## Problem description
Repeat, word for word, each of the records shown below, without their pictures.

-*-

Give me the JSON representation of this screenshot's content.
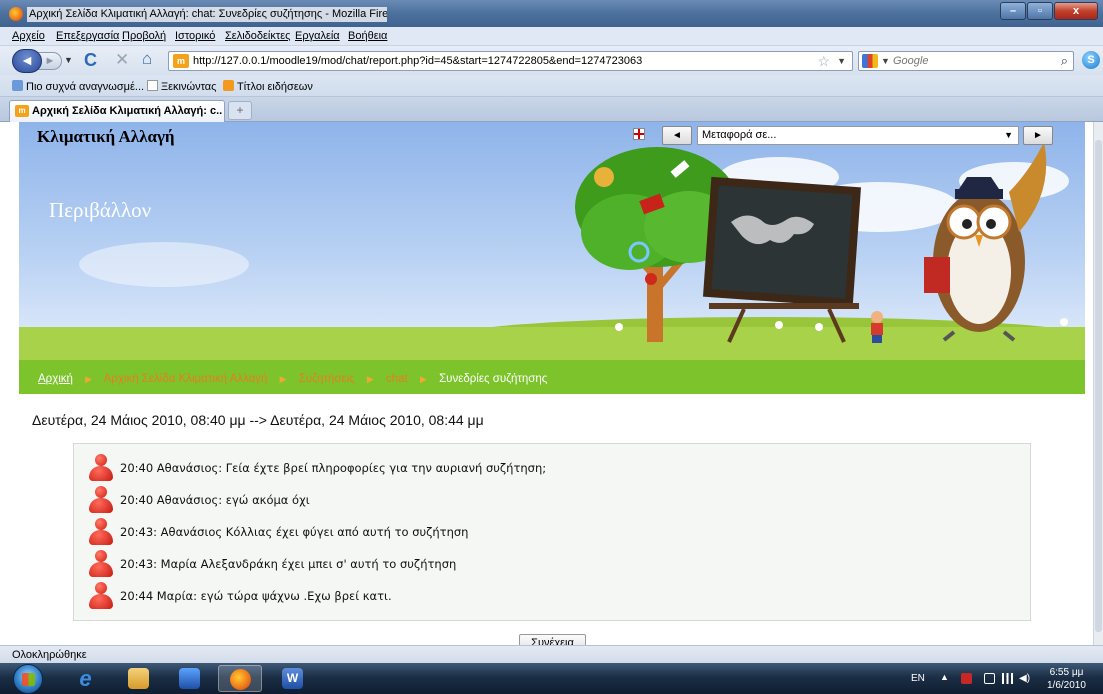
{
  "window": {
    "title": "Αρχική Σελίδα Κλιματική Αλλαγή: chat: Συνεδρίες συζήτησης - Mozilla Firefox",
    "minimize": "–",
    "maximize": "▫",
    "close": "x"
  },
  "menu": {
    "items": [
      "Αρχείο",
      "Επεξεργασία",
      "Προβολή",
      "Ιστορικό",
      "Σελιδοδείκτες",
      "Εργαλεία",
      "Βοήθεια"
    ]
  },
  "nav": {
    "url": "http://127.0.0.1/moodle19/mod/chat/report.php?id=45&start=1274722805&end=1274723063",
    "search_placeholder": "Google"
  },
  "bookmarks": {
    "items": [
      "Πιο συχνά αναγνωσμέ...",
      "Ξεκινώντας",
      "Τίτλοι ειδήσεων"
    ]
  },
  "tabs": {
    "active_label": "Αρχική Σελίδα Κλιματική Αλλαγή: c...",
    "new_tab": "+"
  },
  "page": {
    "site_title": "Κλιματική Αλλαγή",
    "subtitle": "Περιβάλλον",
    "jump": {
      "prev": "◄",
      "select_value": "Μεταφορά σε...",
      "next": "►"
    },
    "breadcrumb": [
      "Αρχική",
      "Αρχική Σελίδα Κλιματική Αλλαγή",
      "Συζητήσεις",
      "chat",
      "Συνεδρίες συζήτησης"
    ],
    "session_heading": "Δευτέρα, 24 Μάιος 2010, 08:40 μμ --> Δευτέρα, 24 Μάιος 2010, 08:44 μμ",
    "messages": [
      "20:40 Αθανάσιος: Γεία έχτε βρεί πληροφορίες για την αυριανή συζήτηση;",
      "20:40 Αθανάσιος: εγώ ακόμα όχι",
      "20:43: Αθανάσιος Κόλλιας έχει φύγει από αυτή το συζήτηση",
      "20:43: Μαρία Αλεξανδράκη έχει μπει σ' αυτή το συζήτηση",
      "20:44 Μαρία: εγώ τώρα ψάχνω .Εχω βρεί κατι."
    ],
    "continue_label": "Συνέχεια"
  },
  "status": {
    "text": "Ολοκληρώθηκε"
  },
  "taskbar": {
    "lang": "EN",
    "time": "6:55 μμ",
    "date": "1/6/2010"
  },
  "colors": {
    "nav_green": "#7dc42c",
    "crumb_orange": "#e67d1e",
    "avatar_red": "#d21d10"
  }
}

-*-

## Expected output
Give me the JSON representation of this screenshot's content.
{
  "window": {
    "title": "Αρχική Σελίδα Κλιματική Αλλαγή: chat: Συνεδρίες συζήτησης - Mozilla Firefox",
    "minimize": "–",
    "maximize": "▫",
    "close": "x"
  },
  "menu": {
    "items": [
      "Αρχείο",
      "Επεξεργασία",
      "Προβολή",
      "Ιστορικό",
      "Σελιδοδείκτες",
      "Εργαλεία",
      "Βοήθεια"
    ]
  },
  "nav": {
    "url": "http://127.0.0.1/moodle19/mod/chat/report.php?id=45&start=1274722805&end=1274723063",
    "search_placeholder": "Google"
  },
  "bookmarks": {
    "items": [
      "Πιο συχνά αναγνωσμέ...",
      "Ξεκινώντας",
      "Τίτλοι ειδήσεων"
    ]
  },
  "tabs": {
    "active_label": "Αρχική Σελίδα Κλιματική Αλλαγή: c...",
    "new_tab": "+"
  },
  "page": {
    "site_title": "Κλιματική Αλλαγή",
    "subtitle": "Περιβάλλον",
    "jump": {
      "prev": "◄",
      "select_value": "Μεταφορά σε...",
      "next": "►"
    },
    "breadcrumb": [
      "Αρχική",
      "Αρχική Σελίδα Κλιματική Αλλαγή",
      "Συζητήσεις",
      "chat",
      "Συνεδρίες συζήτησης"
    ],
    "session_heading": "Δευτέρα, 24 Μάιος 2010, 08:40 μμ --> Δευτέρα, 24 Μάιος 2010, 08:44 μμ",
    "messages": [
      "20:40 Αθανάσιος: Γεία έχτε βρεί πληροφορίες για την αυριανή συζήτηση;",
      "20:40 Αθανάσιος: εγώ ακόμα όχι",
      "20:43: Αθανάσιος Κόλλιας έχει φύγει από αυτή το συζήτηση",
      "20:43: Μαρία Αλεξανδράκη έχει μπει σ' αυτή το συζήτηση",
      "20:44 Μαρία: εγώ τώρα ψάχνω .Εχω βρεί κατι."
    ],
    "continue_label": "Συνέχεια"
  },
  "status": {
    "text": "Ολοκληρώθηκε"
  },
  "taskbar": {
    "lang": "EN",
    "time": "6:55 μμ",
    "date": "1/6/2010"
  },
  "colors": {
    "nav_green": "#7dc42c",
    "crumb_orange": "#e67d1e",
    "avatar_red": "#d21d10"
  }
}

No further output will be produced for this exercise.